Burning of Wooden Pins on High Tension Transmission Lines

[Trade Journal]

Publication: The Journal of Electricity, Power and Gas

San Francisco, CA, United States
vol. 13, no. 2, p. 145-146, col. 1-2
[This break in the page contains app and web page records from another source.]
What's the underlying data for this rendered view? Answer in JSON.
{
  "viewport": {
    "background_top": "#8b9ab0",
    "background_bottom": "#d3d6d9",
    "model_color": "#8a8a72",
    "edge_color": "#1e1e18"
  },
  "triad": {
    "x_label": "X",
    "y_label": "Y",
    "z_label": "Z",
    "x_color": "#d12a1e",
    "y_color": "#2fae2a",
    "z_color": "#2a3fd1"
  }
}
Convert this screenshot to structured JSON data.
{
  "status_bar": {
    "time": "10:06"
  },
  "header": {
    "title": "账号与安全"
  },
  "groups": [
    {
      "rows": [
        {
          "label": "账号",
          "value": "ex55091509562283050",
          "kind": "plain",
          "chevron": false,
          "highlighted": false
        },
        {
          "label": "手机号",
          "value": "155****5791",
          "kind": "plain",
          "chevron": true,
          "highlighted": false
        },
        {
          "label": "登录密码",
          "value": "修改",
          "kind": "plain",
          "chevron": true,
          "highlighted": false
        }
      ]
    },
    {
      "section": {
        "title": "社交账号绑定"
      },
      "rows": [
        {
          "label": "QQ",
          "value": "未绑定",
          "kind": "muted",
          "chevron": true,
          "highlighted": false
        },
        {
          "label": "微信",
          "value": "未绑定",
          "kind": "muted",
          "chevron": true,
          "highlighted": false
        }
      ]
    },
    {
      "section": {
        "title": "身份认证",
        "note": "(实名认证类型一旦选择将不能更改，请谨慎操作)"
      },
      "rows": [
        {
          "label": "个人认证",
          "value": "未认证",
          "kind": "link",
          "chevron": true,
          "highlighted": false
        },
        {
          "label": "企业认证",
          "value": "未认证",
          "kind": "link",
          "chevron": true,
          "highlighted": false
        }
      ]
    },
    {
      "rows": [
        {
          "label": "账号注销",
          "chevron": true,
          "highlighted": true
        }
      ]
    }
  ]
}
BURNING OF WOODEN PINS ON HIGH TENSION TRANSMISSION LINES.

 

BY C. C. CHESNEY.

 

IN this country it has been almost the uniform practice in high tension pole line construction to use wooden pins. The reason for their use has been the belief that because they were made of wood they strengthened the entire insulation of the pole line system, and were in consequence additional safeguards. These pins have generally been made of locust, oak or eucalyptus, and in order that the insulation might not deteriorate from the action of the weather, they have usually been treated carefully with hot asphaltum, paraffine or linseed oil. The temperature and character of the treating liquid have depended more or less upon the whim of the constructing or designing engineer. Although there has been no uniform method followed and although the materials used in the treatment have differed greatly, the results have been universally the same. Wood pins when used with glass or well vitrified porcelain insulators, have given very good service on potentials as high as 25,000 or 30,000 volts. There has been no unusual pin troubles at these voltages which could not readily be explained by porous or cracked insulators or by some peculiar climatic conditions. In my opinion, the success secured in the operation of the great majority of these lines is due to good insulation of the insulator, and the insulation of the pin has in reality contributed very little to that success. For 40,000 volts and for higher potentials, the insulators offered by all manufacturers do not have the same factors of safety as the insulators for lower voltages offered by the same manufacturers. The difference is not so much in the thickness or in the quality of the glass or porcelain used; it is more particularly in the general shape of the insulator and in the dimensions of the insulating surfaces and petticoats. For this reason, even under severe local surroundings, the 10,000-, 15,000-, 20,000-, or 30,000-volt insulators have shown very little surface leakage, and in consequence there has been comparatively little pin burning at these voltages. It is true that in localities of salt storms, of heavy sea fogs or chemical factories, there has been more or less pin-burning without regard to the type of insulator used, or to the potential of the system.

 

Illustration

 

The writer has been informed that a certain plant using only 440 volts has at times great trouble from the burning of pins, although 10,000-volt insulators are used. This trouble is due entirely to the deposit on the insulators from a neighboring chemical factory, and as might be expected their period of no-burning is during the rainy season. These instances, however, are rare, and when the cause is apparent, the remedy is usually at hand. The pin burning on 40,000- and 50,000-volt lines is somewhat different. Eliminating all causes due to broken or defective insulators, the actual flow of current over the surfaces and through the body of the pin is probably very small. On the lines from which the writer has secured burned pins two used 11-inch Locke insulators, as shown in Figures 1 and 2; the third used the Redlands type. The first two lines were operated at a potential between 45,000 and 50,000 volts, and the third at about 33,000 volts. The pins shown were taken from perfect insulators and in some cases the insulators were immediately put back on the line. The pins shown in Figures 1 and 2 were made of eucalyptus and boiled in linseed oil. The line using the pin shown in Figure 2, also used a porcelain sleeve covering the base of the pin. Figure 3 shows the well-known Locke iron-pin with porcelain base and oak thr